### [WORK REQUIRED]
Go through the entries below and copy each line that holds the word "Salary".

GIVEN INFORMATION START

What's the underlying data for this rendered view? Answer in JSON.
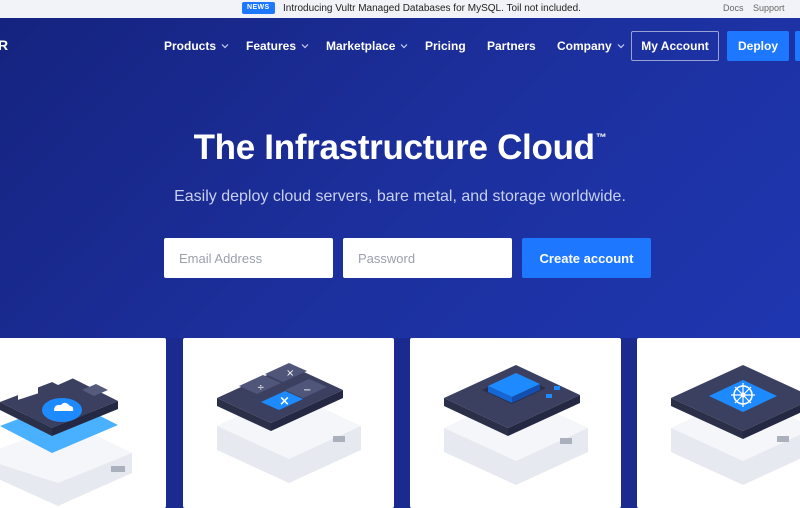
{
  "news": {
    "badge": "NEWS",
    "text": "Introducing Vultr Managed Databases for MySQL. Toil not included."
  },
  "util_links": [
    "Docs",
    "Support"
  ],
  "logo_fragment": "R",
  "nav": {
    "items": [
      {
        "label": "Products",
        "dropdown": true
      },
      {
        "label": "Features",
        "dropdown": true
      },
      {
        "label": "Marketplace",
        "dropdown": true
      },
      {
        "label": "Pricing",
        "dropdown": false
      },
      {
        "label": "Partners",
        "dropdown": false
      },
      {
        "label": "Company",
        "dropdown": true
      }
    ],
    "account_label": "My Account",
    "deploy_label": "Deploy"
  },
  "hero": {
    "title": "The Infrastructure Cloud",
    "trademark": "™",
    "subtitle": "Easily deploy cloud servers, bare metal, and storage worldwide."
  },
  "signup": {
    "email_placeholder": "Email Address",
    "password_placeholder": "Password",
    "submit_label": "Create account"
  },
  "cards": [
    {
      "icon": "cloud-compute-icon"
    },
    {
      "icon": "calculator-icon"
    },
    {
      "icon": "chip-icon"
    },
    {
      "icon": "kubernetes-icon"
    }
  ],
  "colors": {
    "accent": "#1d77ff",
    "hero_bg": "#1a2a8e",
    "newsbar_bg": "#f1f3f8"
  }
}
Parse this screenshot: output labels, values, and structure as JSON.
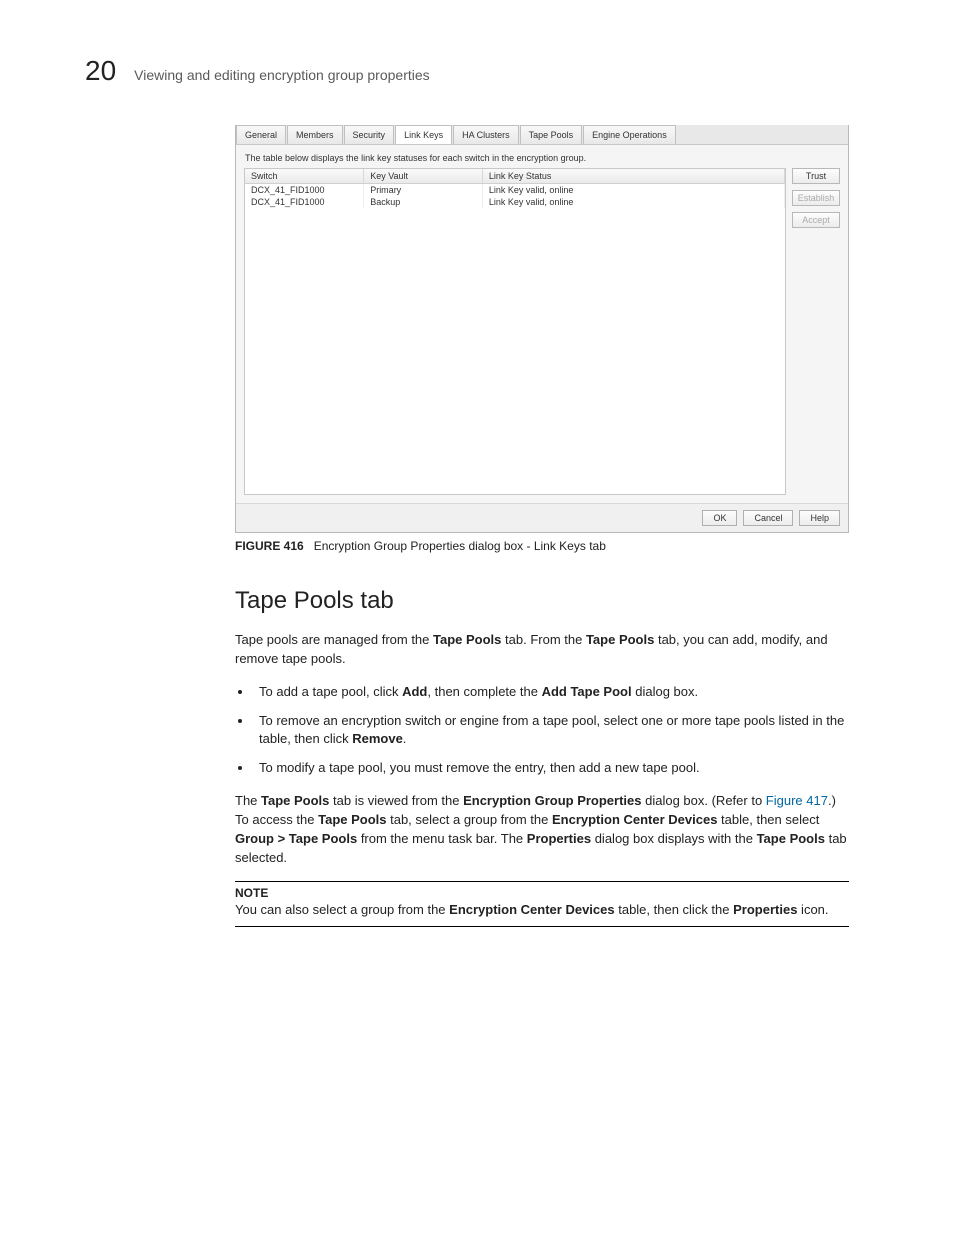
{
  "header": {
    "page_number": "20",
    "running_title": "Viewing and editing encryption group properties"
  },
  "dialog": {
    "tabs": [
      "General",
      "Members",
      "Security",
      "Link Keys",
      "HA Clusters",
      "Tape Pools",
      "Engine Operations"
    ],
    "active_tab": "Link Keys",
    "table_desc": "The table below displays the link key statuses for each switch in the encryption group.",
    "columns": [
      "Switch",
      "Key Vault",
      "Link Key Status"
    ],
    "rows": [
      {
        "switch": "DCX_41_FID1000",
        "key_vault": "Primary",
        "link_key_status": "Link Key valid, online"
      },
      {
        "switch": "DCX_41_FID1000",
        "key_vault": "Backup",
        "link_key_status": "Link Key valid, online"
      }
    ],
    "side_buttons": {
      "trust": "Trust",
      "establish": "Establish",
      "accept": "Accept"
    },
    "footer": {
      "ok": "OK",
      "cancel": "Cancel",
      "help": "Help"
    }
  },
  "figure": {
    "label": "FIGURE 416",
    "caption": "Encryption Group Properties dialog box - Link Keys tab"
  },
  "section": {
    "heading": "Tape Pools tab",
    "para1_a": "Tape pools are managed from the ",
    "para1_b": "Tape Pools",
    "para1_c": " tab. From the ",
    "para1_d": "Tape Pools",
    "para1_e": " tab, you can add, modify, and remove tape pools.",
    "bullets": {
      "b1_a": "To add a tape pool, click ",
      "b1_b": "Add",
      "b1_c": ", then complete the ",
      "b1_d": "Add Tape Pool",
      "b1_e": " dialog box.",
      "b2_a": "To remove an encryption switch or engine from a tape pool, select one or more tape pools listed in the table, then click ",
      "b2_b": "Remove",
      "b2_c": ".",
      "b3": "To modify a tape pool, you must remove the entry, then add a new tape pool."
    },
    "para2_a": "The ",
    "para2_b": "Tape Pools",
    "para2_c": " tab is viewed from the ",
    "para2_d": "Encryption Group Properties",
    "para2_e": " dialog box. (Refer to ",
    "para2_link": "Figure 417",
    "para2_f": ".) To access the ",
    "para2_g": "Tape Pools",
    "para2_h": " tab, select a group from the ",
    "para2_i": "Encryption Center Devices",
    "para2_j": " table, then select ",
    "para2_k": "Group > Tape Pools",
    "para2_l": " from the menu task bar. The ",
    "para2_m": "Properties",
    "para2_n": " dialog box displays with the ",
    "para2_o": "Tape Pools",
    "para2_p": " tab selected."
  },
  "note": {
    "label": "NOTE",
    "text_a": "You can also select a group from the ",
    "text_b": "Encryption Center Devices",
    "text_c": " table, then click the ",
    "text_d": "Properties",
    "text_e": " icon."
  }
}
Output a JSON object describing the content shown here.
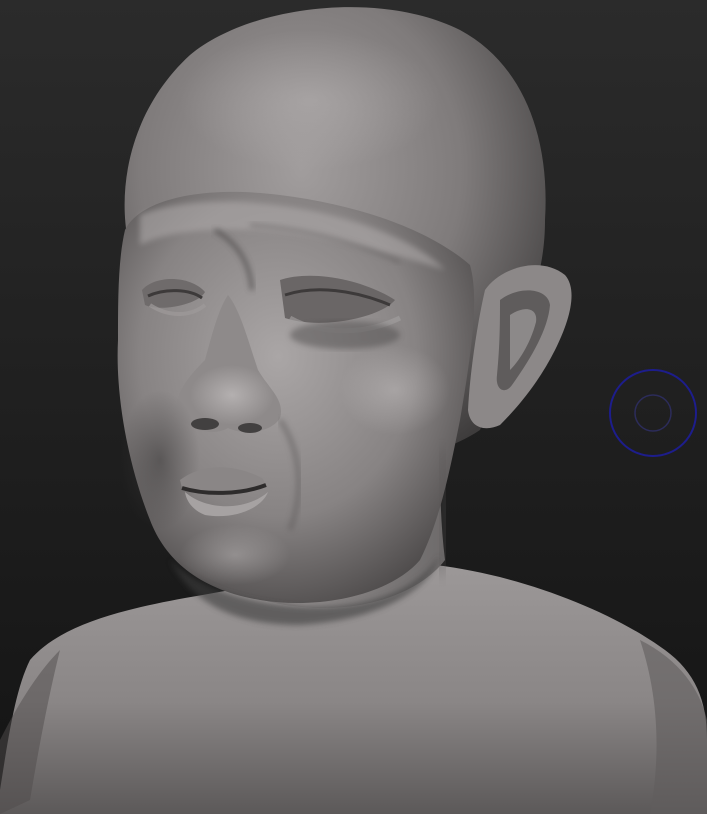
{
  "viewport": {
    "background_top": "#2b2b2b",
    "background_bottom": "#131313"
  },
  "model": {
    "name": "sculpted-bust-head",
    "material_color": "#8a8686",
    "highlight_color": "#b3afaf",
    "shadow_color": "#3a3838"
  },
  "brush_cursor": {
    "icon": "brush-cursor-icon",
    "color": "#1d1d8c"
  }
}
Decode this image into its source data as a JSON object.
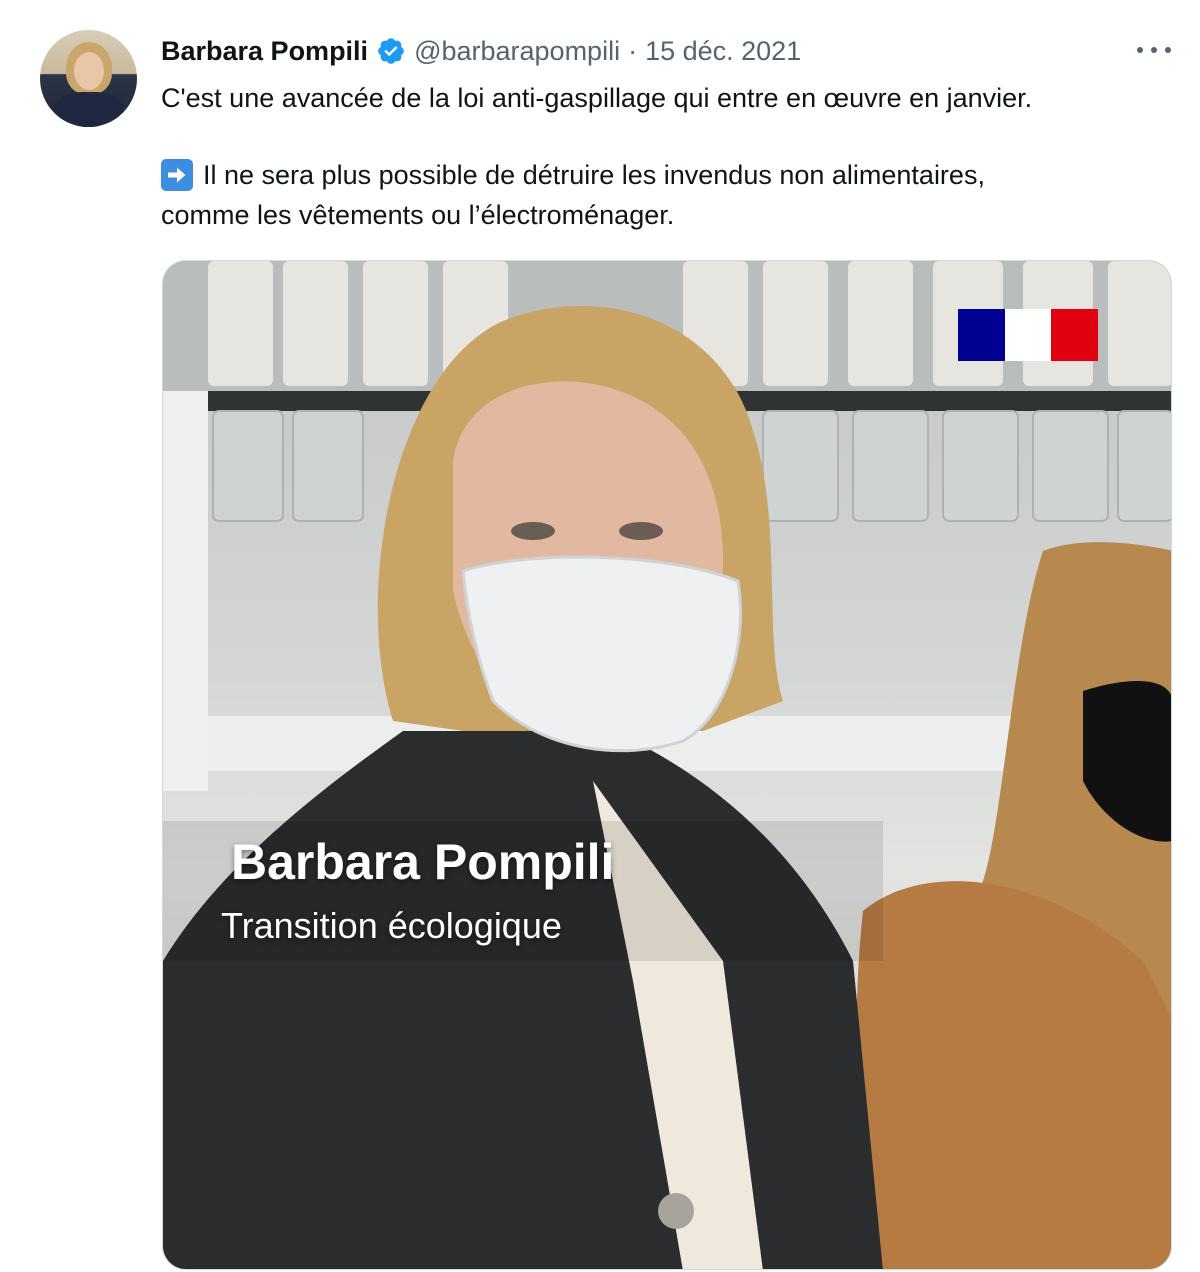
{
  "tweet": {
    "author_name": "Barbara Pompili",
    "handle": "@barbarapompili",
    "separator": "·",
    "date": "15 déc. 2021",
    "line1": "C'est une avancée de la loi anti-gaspillage qui entre en œuvre en janvier.",
    "line2": "Il ne sera plus possible de détruire les invendus non alimentaires,",
    "line3": "comme les vêtements ou l’électroménager."
  },
  "media": {
    "caption_name": "Barbara Pompili",
    "caption_role": "Transition écologique"
  },
  "icons": {
    "verified": "verified-badge-icon",
    "more": "more-options-icon",
    "arrow": "right-arrow-emoji",
    "logo": "republique-francaise-logo"
  },
  "colors": {
    "verified_blue": "#1d9bf0",
    "text_primary": "#0f1419",
    "text_secondary": "#536471",
    "emoji_blue": "#3d8ee0"
  }
}
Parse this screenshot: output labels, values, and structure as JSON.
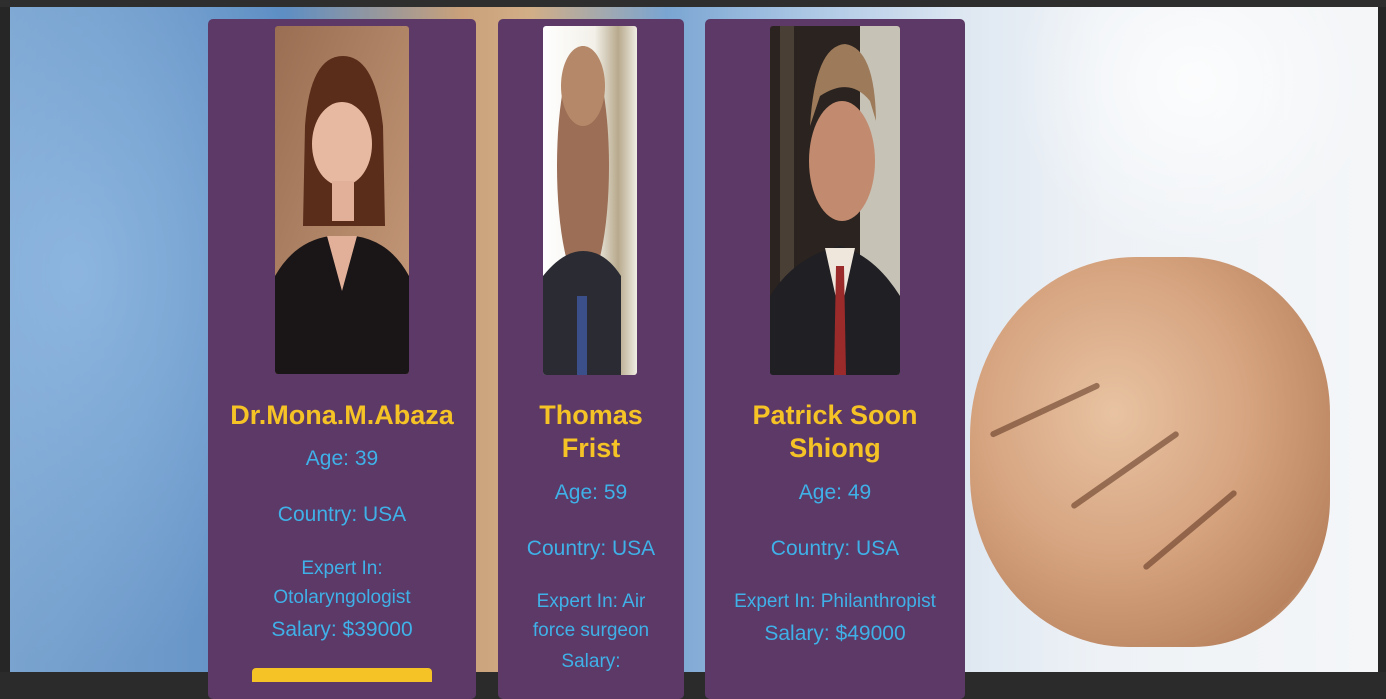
{
  "cards": [
    {
      "name": "Dr.Mona.M.Abaza",
      "age": "Age: 39",
      "country": "Country: USA",
      "expert_line1": "Expert In:",
      "expert_line2": "Otolaryngologist",
      "salary": "Salary: $39000"
    },
    {
      "name_line1": "Thomas",
      "name_line2": "Frist",
      "age": "Age: 59",
      "country": "Country: USA",
      "expert_line1": "Expert In: Air",
      "expert_line2": "force surgeon",
      "salary": "Salary:"
    },
    {
      "name_line1": "Patrick Soon",
      "name_line2": "Shiong",
      "age": "Age: 49",
      "country": "Country: USA",
      "expert_line1": "Expert In: Philanthropist",
      "salary": "Salary: $49000"
    }
  ],
  "colors": {
    "card_bg": "#5c3966",
    "name_color": "#f5c325",
    "text_color": "#3fb1e8",
    "button_color": "#f5c325"
  }
}
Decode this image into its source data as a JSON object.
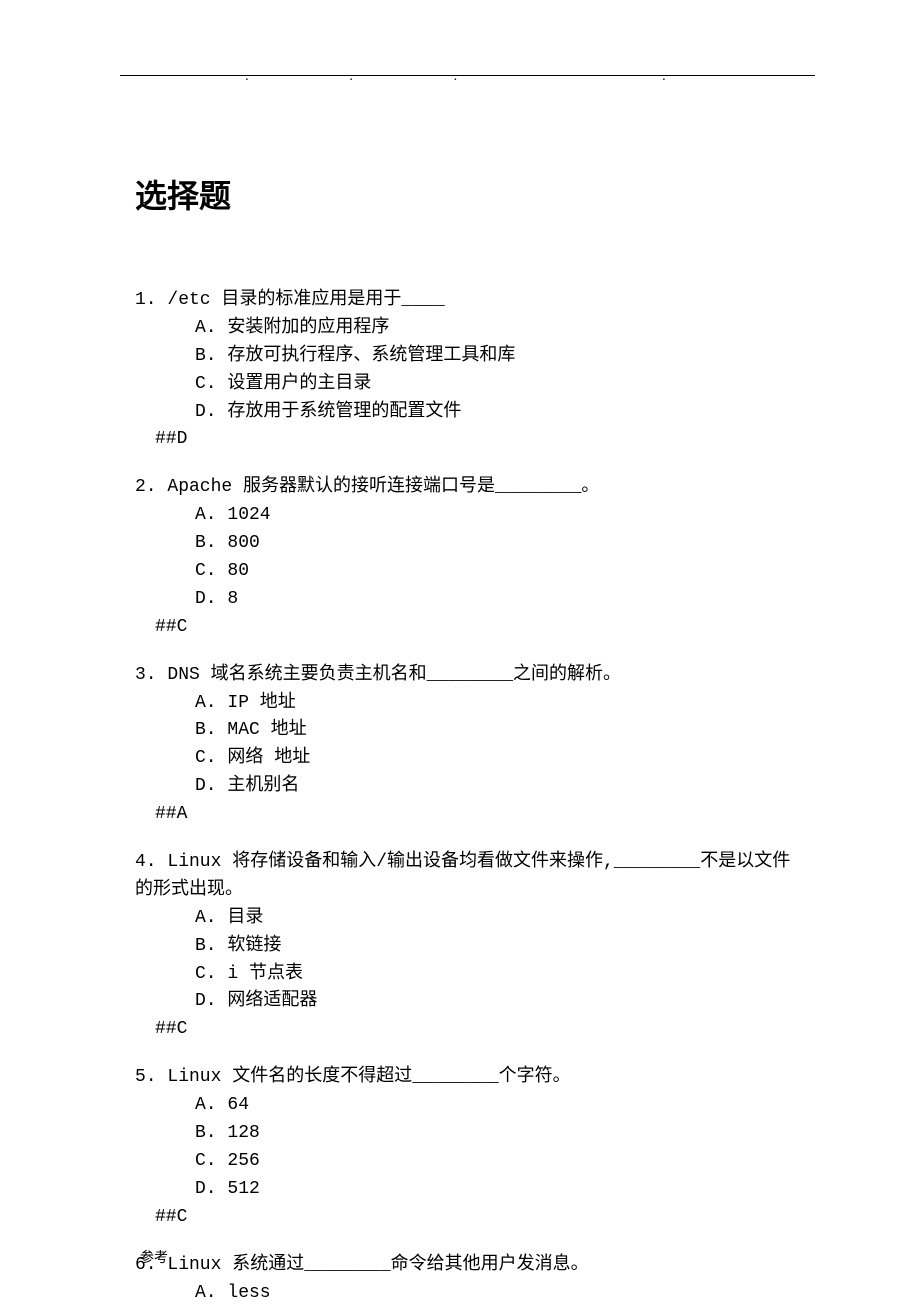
{
  "heading": "选择题",
  "q1": {
    "stem": "1. /etc 目录的标准应用是用于____",
    "a": "A. 安装附加的应用程序",
    "b": "B. 存放可执行程序、系统管理工具和库",
    "c": "C. 设置用户的主目录",
    "d": "D. 存放用于系统管理的配置文件",
    "ans": "##D"
  },
  "q2": {
    "stem": "2. Apache 服务器默认的接听连接端口号是________。",
    "a": "A. 1024",
    "b": "B. 800",
    "c": "C. 80",
    "d": "D. 8",
    "ans": "##C"
  },
  "q3": {
    "stem": "3. DNS 域名系统主要负责主机名和________之间的解析。",
    "a": "A. IP 地址",
    "b": "B. MAC 地址",
    "c": "C. 网络 地址",
    "d": "D. 主机别名",
    "ans": "##A"
  },
  "q4": {
    "stem": "4. Linux 将存储设备和输入/输出设备均看做文件来操作,________不是以文件的形式出现。",
    "a": "A.  目录",
    "b": "B.  软链接",
    "c": "C.  i 节点表",
    "d": "D.  网络适配器",
    "ans": "##C"
  },
  "q5": {
    "stem": "5. Linux 文件名的长度不得超过________个字符。",
    "a": "A. 64",
    "b": "B. 128",
    "c": "C. 256",
    "d": "D. 512",
    "ans": "##C"
  },
  "q6": {
    "stem": "6. Linux 系统通过________命令给其他用户发消息。",
    "a": "A. less"
  },
  "footer": "参考"
}
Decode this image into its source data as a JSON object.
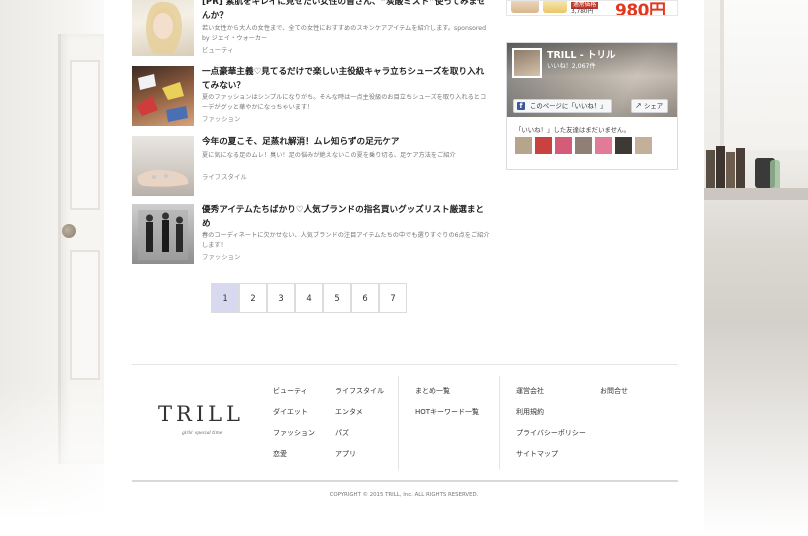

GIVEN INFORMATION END

### [REPLY]
      "salary": "Salary: $39000"
      "salary": "Salary:"
      "salary": "Salary: $49000"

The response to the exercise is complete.